◆ **Brief**
Reproduce every line below exactly as written; do not include the images.

◆ **Data records**
▼
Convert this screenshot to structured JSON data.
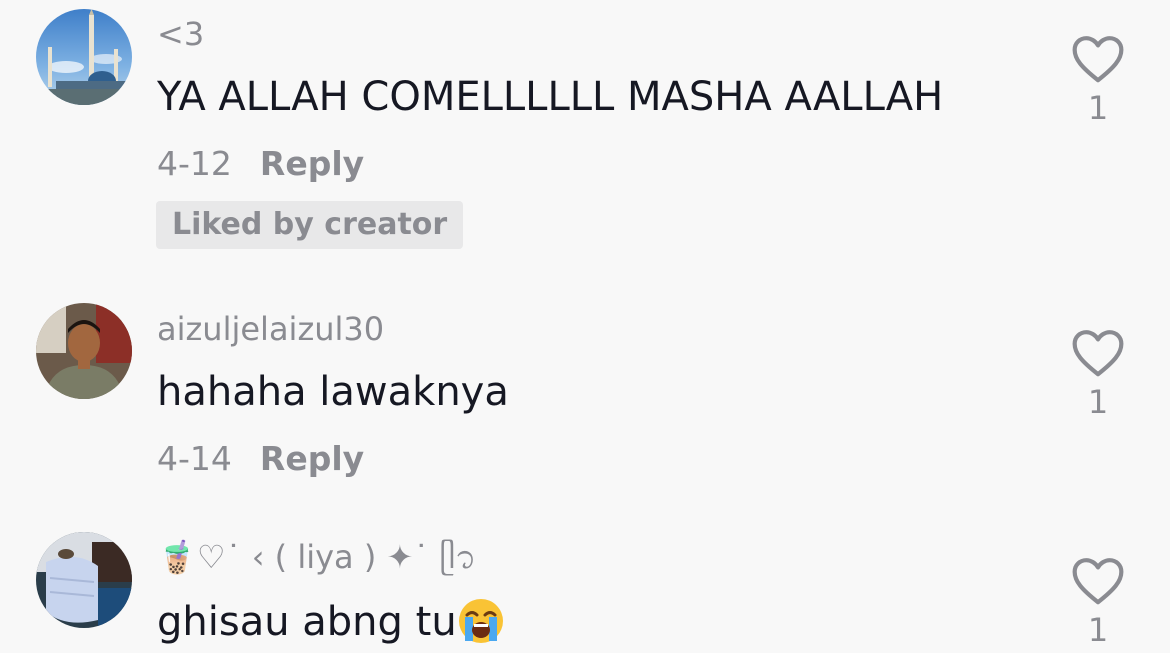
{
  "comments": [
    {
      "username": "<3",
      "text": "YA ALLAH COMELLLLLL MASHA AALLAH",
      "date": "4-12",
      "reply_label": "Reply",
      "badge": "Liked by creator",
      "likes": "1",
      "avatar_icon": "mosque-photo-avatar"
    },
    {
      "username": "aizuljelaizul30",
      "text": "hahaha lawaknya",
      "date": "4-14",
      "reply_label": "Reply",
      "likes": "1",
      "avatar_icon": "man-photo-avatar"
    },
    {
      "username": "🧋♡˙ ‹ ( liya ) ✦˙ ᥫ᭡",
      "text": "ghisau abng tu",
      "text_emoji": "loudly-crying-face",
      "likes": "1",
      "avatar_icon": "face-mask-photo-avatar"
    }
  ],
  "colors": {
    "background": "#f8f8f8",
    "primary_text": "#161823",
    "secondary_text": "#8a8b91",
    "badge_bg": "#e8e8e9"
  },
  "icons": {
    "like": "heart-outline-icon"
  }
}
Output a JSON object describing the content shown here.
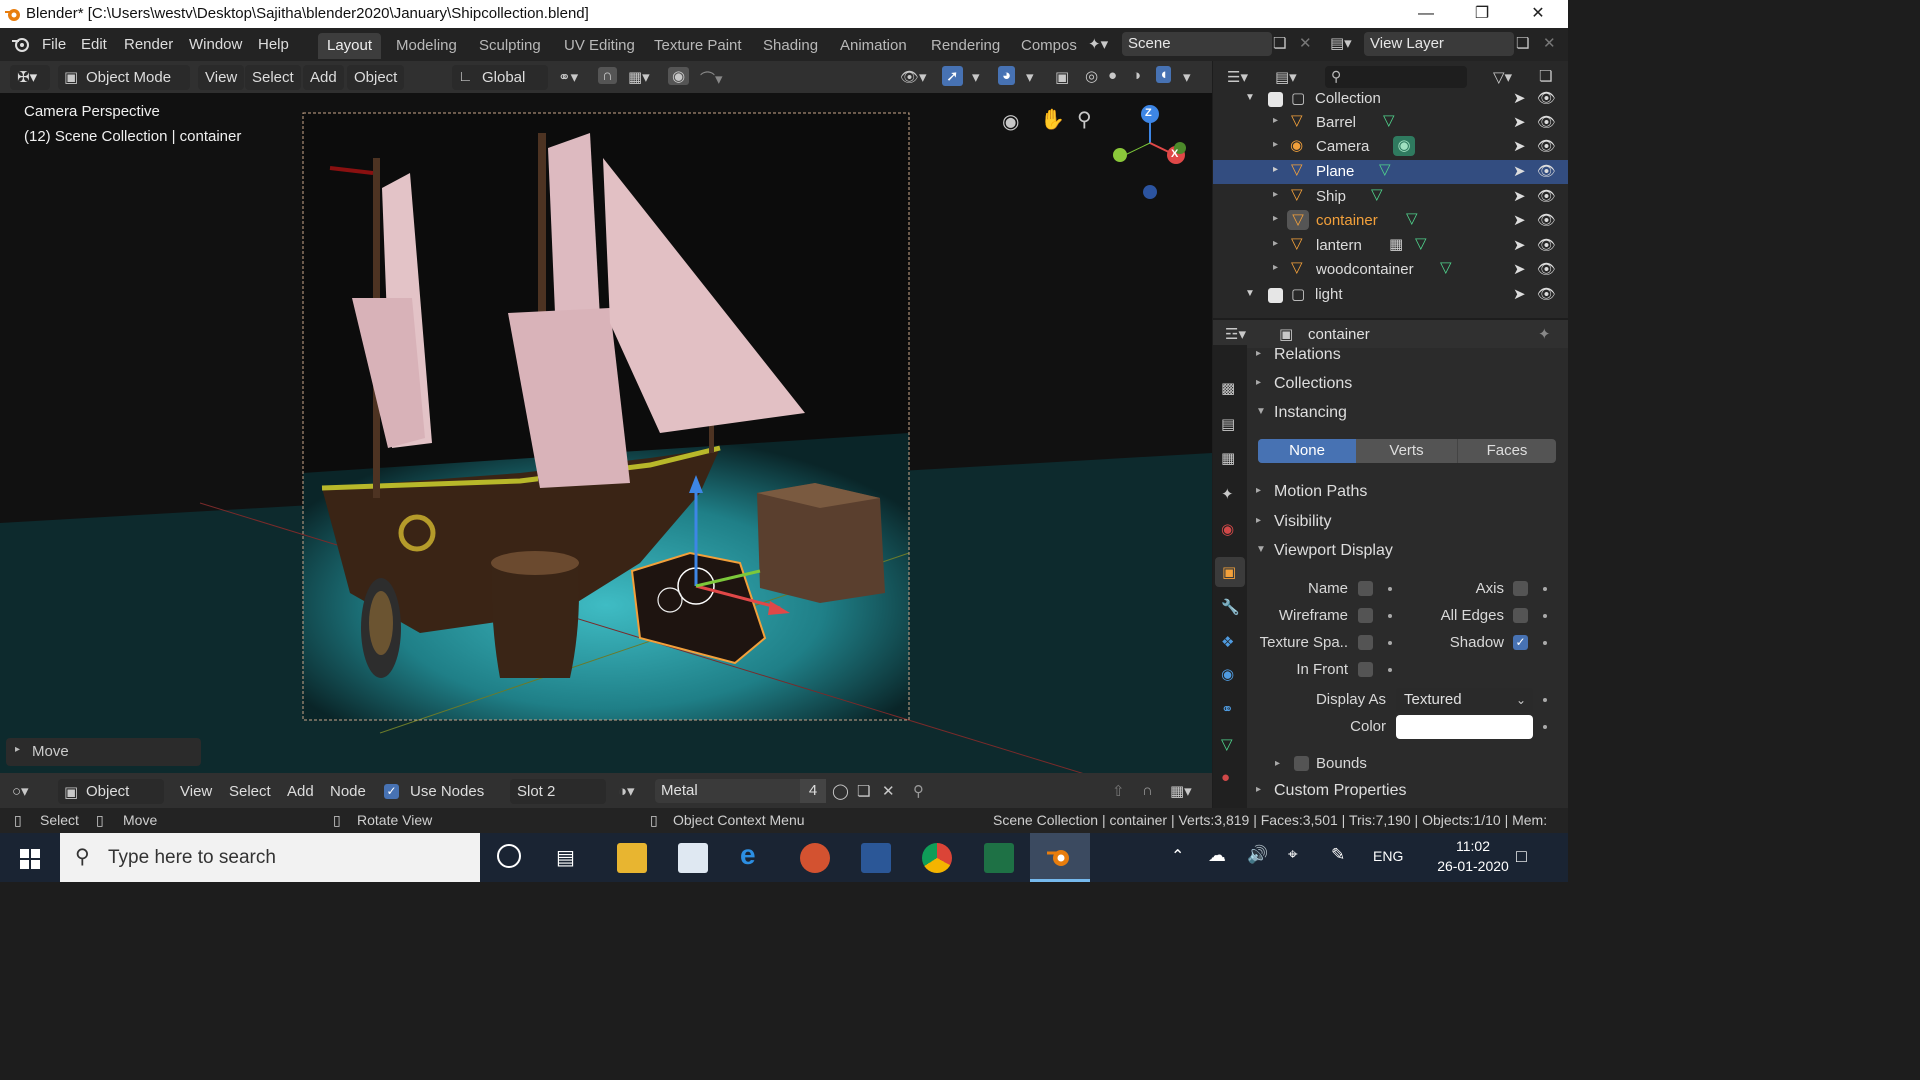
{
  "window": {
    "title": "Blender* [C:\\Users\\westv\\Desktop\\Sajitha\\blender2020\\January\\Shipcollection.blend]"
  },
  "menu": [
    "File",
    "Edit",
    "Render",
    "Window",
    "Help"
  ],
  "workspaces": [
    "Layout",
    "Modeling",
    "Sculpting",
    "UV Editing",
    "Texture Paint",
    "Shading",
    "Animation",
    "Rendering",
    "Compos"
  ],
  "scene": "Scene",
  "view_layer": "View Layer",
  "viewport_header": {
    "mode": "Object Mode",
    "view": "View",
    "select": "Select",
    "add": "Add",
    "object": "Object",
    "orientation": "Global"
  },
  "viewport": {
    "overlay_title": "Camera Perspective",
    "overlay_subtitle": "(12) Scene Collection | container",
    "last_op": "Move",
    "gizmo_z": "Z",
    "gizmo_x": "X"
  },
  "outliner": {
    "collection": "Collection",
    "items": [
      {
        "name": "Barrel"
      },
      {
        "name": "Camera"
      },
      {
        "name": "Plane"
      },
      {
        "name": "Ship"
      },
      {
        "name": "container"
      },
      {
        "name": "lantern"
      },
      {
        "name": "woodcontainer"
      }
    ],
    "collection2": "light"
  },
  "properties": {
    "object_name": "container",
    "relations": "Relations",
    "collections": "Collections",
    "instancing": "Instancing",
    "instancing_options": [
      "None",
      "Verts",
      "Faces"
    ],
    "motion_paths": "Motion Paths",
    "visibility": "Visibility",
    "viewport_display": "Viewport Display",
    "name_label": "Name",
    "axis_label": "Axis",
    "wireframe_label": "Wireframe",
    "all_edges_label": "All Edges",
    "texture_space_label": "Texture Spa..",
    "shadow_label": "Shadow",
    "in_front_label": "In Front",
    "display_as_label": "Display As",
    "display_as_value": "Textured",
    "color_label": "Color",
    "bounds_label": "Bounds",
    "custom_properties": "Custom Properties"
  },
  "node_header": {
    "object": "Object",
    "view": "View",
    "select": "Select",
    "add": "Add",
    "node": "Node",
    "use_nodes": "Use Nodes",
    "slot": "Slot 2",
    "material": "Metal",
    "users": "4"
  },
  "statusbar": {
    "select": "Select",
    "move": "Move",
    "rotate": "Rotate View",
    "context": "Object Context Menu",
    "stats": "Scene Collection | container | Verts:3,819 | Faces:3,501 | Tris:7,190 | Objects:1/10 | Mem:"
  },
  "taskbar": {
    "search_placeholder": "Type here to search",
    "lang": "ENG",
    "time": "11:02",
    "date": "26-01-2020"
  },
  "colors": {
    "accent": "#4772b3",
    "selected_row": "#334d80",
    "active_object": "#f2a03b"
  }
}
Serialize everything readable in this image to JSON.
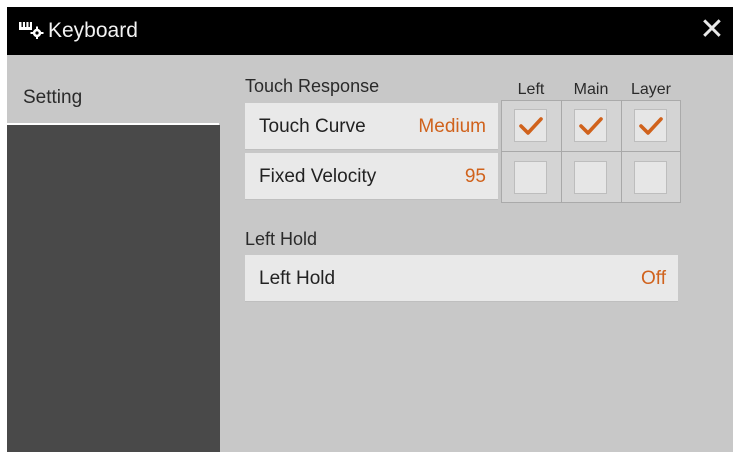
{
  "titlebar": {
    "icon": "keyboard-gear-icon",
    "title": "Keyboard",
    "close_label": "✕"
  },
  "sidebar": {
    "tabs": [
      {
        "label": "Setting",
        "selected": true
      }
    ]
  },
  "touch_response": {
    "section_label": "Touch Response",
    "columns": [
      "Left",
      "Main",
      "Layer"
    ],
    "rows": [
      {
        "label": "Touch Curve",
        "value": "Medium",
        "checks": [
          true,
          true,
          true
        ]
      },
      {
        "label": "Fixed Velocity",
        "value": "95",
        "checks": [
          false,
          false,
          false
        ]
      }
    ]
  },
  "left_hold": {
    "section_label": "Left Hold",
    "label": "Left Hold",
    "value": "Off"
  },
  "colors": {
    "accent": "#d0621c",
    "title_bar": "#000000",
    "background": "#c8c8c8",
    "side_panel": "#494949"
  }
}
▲
◆ **Completed exercise**
Convert this screenshot to structured JSON data.
{
  "comments": [
    {
      "username": "<3",
      "text": "YA ALLAH COMELLLLLL MASHA AALLAH",
      "date": "4-12",
      "reply_label": "Reply",
      "badge": "Liked by creator",
      "likes": "1",
      "avatar_icon": "mosque-photo-avatar"
    },
    {
      "username": "aizuljelaizul30",
      "text": "hahaha lawaknya",
      "date": "4-14",
      "reply_label": "Reply",
      "likes": "1",
      "avatar_icon": "man-photo-avatar"
    },
    {
      "username": "🧋♡˙ ‹ ( liya ) ✦˙ ᥫ᭡",
      "text": "ghisau abng tu",
      "text_emoji": "loudly-crying-face",
      "likes": "1",
      "avatar_icon": "face-mask-photo-avatar"
    }
  ],
  "colors": {
    "background": "#f8f8f8",
    "primary_text": "#161823",
    "secondary_text": "#8a8b91",
    "badge_bg": "#e8e8e9"
  },
  "icons": {
    "like": "heart-outline-icon"
  }
}
Output a JSON object describing the content shown here.
{
  "window": {
    "title": "Blender* [C:\\Users\\westv\\Desktop\\Sajitha\\blender2020\\January\\Shipcollection.blend]"
  },
  "menu": [
    "File",
    "Edit",
    "Render",
    "Window",
    "Help"
  ],
  "workspaces": [
    "Layout",
    "Modeling",
    "Sculpting",
    "UV Editing",
    "Texture Paint",
    "Shading",
    "Animation",
    "Rendering",
    "Compos"
  ],
  "scene": "Scene",
  "view_layer": "View Layer",
  "viewport_header": {
    "mode": "Object Mode",
    "view": "View",
    "select": "Select",
    "add": "Add",
    "object": "Object",
    "orientation": "Global"
  },
  "viewport": {
    "overlay_title": "Camera Perspective",
    "overlay_subtitle": "(12) Scene Collection | container",
    "last_op": "Move",
    "gizmo_z": "Z",
    "gizmo_x": "X"
  },
  "outliner": {
    "collection": "Collection",
    "items": [
      {
        "name": "Barrel"
      },
      {
        "name": "Camera"
      },
      {
        "name": "Plane"
      },
      {
        "name": "Ship"
      },
      {
        "name": "container"
      },
      {
        "name": "lantern"
      },
      {
        "name": "woodcontainer"
      }
    ],
    "collection2": "light"
  },
  "properties": {
    "object_name": "container",
    "relations": "Relations",
    "collections": "Collections",
    "instancing": "Instancing",
    "instancing_options": [
      "None",
      "Verts",
      "Faces"
    ],
    "motion_paths": "Motion Paths",
    "visibility": "Visibility",
    "viewport_display": "Viewport Display",
    "name_label": "Name",
    "axis_label": "Axis",
    "wireframe_label": "Wireframe",
    "all_edges_label": "All Edges",
    "texture_space_label": "Texture Spa..",
    "shadow_label": "Shadow",
    "in_front_label": "In Front",
    "display_as_label": "Display As",
    "display_as_value": "Textured",
    "color_label": "Color",
    "bounds_label": "Bounds",
    "custom_properties": "Custom Properties"
  },
  "node_header": {
    "object": "Object",
    "view": "View",
    "select": "Select",
    "add": "Add",
    "node": "Node",
    "use_nodes": "Use Nodes",
    "slot": "Slot 2",
    "material": "Metal",
    "users": "4"
  },
  "statusbar": {
    "select": "Select",
    "move": "Move",
    "rotate": "Rotate View",
    "context": "Object Context Menu",
    "stats": "Scene Collection | container | Verts:3,819 | Faces:3,501 | Tris:7,190 | Objects:1/10 | Mem:"
  },
  "taskbar": {
    "search_placeholder": "Type here to search",
    "lang": "ENG",
    "time": "11:02",
    "date": "26-01-2020"
  },
  "colors": {
    "accent": "#4772b3",
    "selected_row": "#334d80",
    "active_object": "#f2a03b"
  }
}
Serialize everything readable in this image to JSON.
{
  "titlebar": {
    "icon": "keyboard-gear-icon",
    "title": "Keyboard",
    "close_label": "✕"
  },
  "sidebar": {
    "tabs": [
      {
        "label": "Setting",
        "selected": true
      }
    ]
  },
  "touch_response": {
    "section_label": "Touch Response",
    "columns": [
      "Left",
      "Main",
      "Layer"
    ],
    "rows": [
      {
        "label": "Touch Curve",
        "value": "Medium",
        "checks": [
          true,
          true,
          true
        ]
      },
      {
        "label": "Fixed Velocity",
        "value": "95",
        "checks": [
          false,
          false,
          false
        ]
      }
    ]
  },
  "left_hold": {
    "section_label": "Left Hold",
    "label": "Left Hold",
    "value": "Off"
  },
  "colors": {
    "accent": "#d0621c",
    "title_bar": "#000000",
    "background": "#c8c8c8",
    "side_panel": "#494949"
  }
}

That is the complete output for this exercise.